PRETORIA - As South Africa celebrated Heritage Day on Tuesday, President Cyril Ramaphosa said all languages spoken in South Africa should be treated equally.
"There is no language in this country that is superior to another. Ahuna luambo fhano Afrika Tshipembe lune lwa vha lwa ndeme u fhira dzinwe nyambo. There is no language we can say belongs to the past and must stay there. Daar is geen taal in ons land wat ons kan sê is ‘n taal uit ons verlede en wat in ons gelede gelaat moet word nie," Ramaphosa said while speaking at the official Heritage Day celebrations at the Mxolisi Dicky Jacobs Stadium in Upington.
"Vandag omhels en beoefen ons alle tale wat bydra tot die diversiteit van ons nasie. Every single language spoken in this country has equal value and equal worth. Puo enngwe le enngwe ya naha ya rona, e loketse hlompho ka ho lekana."
Ramaphosa said during colonialism and apartheid, African languages were degraded and denigrated, and the languages of the Khoi and San people were marginalised.
"This was part of a deliberate attempt to alienate our communities from their history, culture and traditions. This government is doing everything within its means to promote and preserve all our languages, but most especially the languages of the people of the Northern Cape that are dying out such as N|uu, Nama, !Xun and Khwe," he said.

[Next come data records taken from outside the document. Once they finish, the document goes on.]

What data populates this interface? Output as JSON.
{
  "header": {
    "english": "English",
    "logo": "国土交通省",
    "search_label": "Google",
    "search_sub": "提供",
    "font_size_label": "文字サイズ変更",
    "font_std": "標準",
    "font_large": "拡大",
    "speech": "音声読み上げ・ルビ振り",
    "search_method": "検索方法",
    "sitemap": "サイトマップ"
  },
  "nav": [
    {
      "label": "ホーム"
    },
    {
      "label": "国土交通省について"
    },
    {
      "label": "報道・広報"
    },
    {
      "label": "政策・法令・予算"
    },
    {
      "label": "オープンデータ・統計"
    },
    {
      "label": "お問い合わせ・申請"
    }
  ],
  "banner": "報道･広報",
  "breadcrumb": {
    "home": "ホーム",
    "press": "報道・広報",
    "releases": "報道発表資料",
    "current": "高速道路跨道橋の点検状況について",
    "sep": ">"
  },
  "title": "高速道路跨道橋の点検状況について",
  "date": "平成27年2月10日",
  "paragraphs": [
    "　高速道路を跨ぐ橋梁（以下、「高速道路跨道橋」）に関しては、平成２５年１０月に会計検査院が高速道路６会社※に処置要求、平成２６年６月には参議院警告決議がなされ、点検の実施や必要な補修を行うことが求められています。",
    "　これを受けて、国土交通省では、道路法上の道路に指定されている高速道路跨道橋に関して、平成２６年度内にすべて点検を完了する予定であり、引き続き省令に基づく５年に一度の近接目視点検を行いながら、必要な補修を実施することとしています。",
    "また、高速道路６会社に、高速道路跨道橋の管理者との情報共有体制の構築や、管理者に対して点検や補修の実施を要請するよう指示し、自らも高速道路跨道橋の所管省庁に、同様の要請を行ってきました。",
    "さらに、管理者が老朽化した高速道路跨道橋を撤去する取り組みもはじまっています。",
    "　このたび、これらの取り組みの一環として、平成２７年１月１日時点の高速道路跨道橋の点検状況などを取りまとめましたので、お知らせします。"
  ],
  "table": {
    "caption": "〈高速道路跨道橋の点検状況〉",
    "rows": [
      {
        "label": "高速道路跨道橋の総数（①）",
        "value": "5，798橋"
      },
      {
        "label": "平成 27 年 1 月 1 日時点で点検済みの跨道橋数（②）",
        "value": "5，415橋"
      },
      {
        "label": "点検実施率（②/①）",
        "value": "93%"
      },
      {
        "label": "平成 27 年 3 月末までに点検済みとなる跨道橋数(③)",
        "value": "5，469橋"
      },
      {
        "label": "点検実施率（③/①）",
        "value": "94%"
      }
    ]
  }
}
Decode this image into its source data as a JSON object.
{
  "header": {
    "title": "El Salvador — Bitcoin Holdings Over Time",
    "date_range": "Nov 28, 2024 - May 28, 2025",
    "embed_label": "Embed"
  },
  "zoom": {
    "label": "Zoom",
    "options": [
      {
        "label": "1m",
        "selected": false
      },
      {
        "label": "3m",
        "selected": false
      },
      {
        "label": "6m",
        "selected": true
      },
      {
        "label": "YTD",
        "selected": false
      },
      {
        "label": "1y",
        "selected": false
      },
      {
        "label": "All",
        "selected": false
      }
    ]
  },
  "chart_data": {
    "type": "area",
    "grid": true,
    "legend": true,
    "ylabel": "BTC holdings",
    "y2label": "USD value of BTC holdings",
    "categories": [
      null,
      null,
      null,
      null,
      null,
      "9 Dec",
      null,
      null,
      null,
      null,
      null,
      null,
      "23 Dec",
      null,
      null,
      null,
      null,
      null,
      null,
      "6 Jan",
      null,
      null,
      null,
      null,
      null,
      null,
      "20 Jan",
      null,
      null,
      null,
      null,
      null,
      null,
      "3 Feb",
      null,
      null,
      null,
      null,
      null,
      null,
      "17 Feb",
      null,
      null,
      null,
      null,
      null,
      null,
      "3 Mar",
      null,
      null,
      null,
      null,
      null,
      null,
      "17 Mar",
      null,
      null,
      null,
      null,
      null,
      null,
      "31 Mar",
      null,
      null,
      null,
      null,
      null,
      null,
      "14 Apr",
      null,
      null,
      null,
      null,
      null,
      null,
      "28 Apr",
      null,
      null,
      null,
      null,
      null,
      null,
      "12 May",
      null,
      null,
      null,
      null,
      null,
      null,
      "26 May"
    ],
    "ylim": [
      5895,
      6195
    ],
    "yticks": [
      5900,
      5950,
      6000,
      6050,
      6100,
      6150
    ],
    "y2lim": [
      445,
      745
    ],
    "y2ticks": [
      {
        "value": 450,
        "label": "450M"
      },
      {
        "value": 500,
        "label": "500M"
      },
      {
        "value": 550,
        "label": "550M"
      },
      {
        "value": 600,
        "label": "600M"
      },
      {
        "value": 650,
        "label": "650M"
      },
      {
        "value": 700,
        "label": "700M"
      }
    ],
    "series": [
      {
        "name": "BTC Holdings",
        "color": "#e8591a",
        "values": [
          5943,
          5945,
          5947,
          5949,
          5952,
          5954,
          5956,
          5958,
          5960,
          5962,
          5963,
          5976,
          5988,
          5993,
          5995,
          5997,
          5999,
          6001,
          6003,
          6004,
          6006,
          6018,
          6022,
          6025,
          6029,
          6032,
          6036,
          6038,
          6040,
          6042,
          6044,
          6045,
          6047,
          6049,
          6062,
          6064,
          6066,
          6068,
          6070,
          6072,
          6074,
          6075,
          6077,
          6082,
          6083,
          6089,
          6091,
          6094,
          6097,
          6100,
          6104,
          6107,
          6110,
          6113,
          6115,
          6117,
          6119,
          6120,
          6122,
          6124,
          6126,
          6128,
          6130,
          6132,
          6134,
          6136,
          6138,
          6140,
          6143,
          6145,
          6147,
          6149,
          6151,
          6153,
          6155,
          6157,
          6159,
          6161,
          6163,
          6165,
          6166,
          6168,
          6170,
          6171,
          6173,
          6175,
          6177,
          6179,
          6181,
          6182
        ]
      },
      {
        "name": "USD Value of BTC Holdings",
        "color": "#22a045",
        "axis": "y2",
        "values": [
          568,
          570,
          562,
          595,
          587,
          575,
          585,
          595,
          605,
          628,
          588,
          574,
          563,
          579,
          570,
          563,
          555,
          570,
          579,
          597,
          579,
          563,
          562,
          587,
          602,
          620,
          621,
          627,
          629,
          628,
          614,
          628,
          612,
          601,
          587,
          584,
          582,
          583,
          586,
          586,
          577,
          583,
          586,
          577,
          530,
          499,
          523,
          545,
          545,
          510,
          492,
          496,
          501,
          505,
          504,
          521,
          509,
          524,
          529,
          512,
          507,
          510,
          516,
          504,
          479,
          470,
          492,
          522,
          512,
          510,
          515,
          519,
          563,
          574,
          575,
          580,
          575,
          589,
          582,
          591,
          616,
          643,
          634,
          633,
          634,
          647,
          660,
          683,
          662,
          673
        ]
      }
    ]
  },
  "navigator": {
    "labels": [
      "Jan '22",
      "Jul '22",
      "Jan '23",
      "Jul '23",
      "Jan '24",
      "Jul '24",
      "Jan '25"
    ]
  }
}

"We are working to restore the collective pride of our people. The Northern Cape is home to the only radio station in the entire world that broadcasts in the indigenous languages of the San community. X-K FM is so successful, I am told, that broadcasters from Namibia recently visited to get training on how to start an online radio station for their own indigenous communities back home."
He also noted that the Nama language is being taught in primary schools for the first time in the Northern Cape.
"Next year five students from this province will be trained as Nama educators at the University of Namibia. I want to congratulate the government of the Northern Cape for these significant achievements," said Ramaphosa.
"Around the country there are efforts underway to promote indigenous languages and multilingualism through the Commission for the Promotion and Protection of the Rights of Cultural, Religious and Linguistic Communities and the Pan South African Language Board."
Ramaphosa said the government is working with institutions of higher learning to develop lexicography and terminology development units, and offer bursary schemes to students wanting to major in African languages.
"We are actively working to make sure African languages are offered in all of our schools. Over the last few years, we have reduced the number of public schools that do not teach an African language from 2,500 schools to just over 460.
By the end of next year, we are aiming to ensure that all of South Africa’s 23,000 public schools offer an African language," said Ramaphosa.
"Our Parliament has also been asked to elevate Sign Language to the status of an official language. This morning I saw first-hand the eagerness of the learners who read to me in N|uu and Nama at the new community library. As part of Heritage Month, we are promoting a greater culture of reading and of appreciation of literary texts in indigenous languages."
He said more than half a million copies of classical texts in indigenous languages have been distributed to various public libraries, school libraries, resource centres and university libraries as part of the Reprint of South African Classics programme.
Heritage Day annually celebrates the rich array of cultural communities and assets, natural wonders and religious communities that constitute South Africa’s diversity.
The 2019 National Heritage Day celebrations was hosted by the Northern Cape province under the theme “Celebrating South Africa’s literacy classics in the year of indigenous languages”.
The United Nations General Assembly has declared 2019 as the International Year of Indigenous Languages.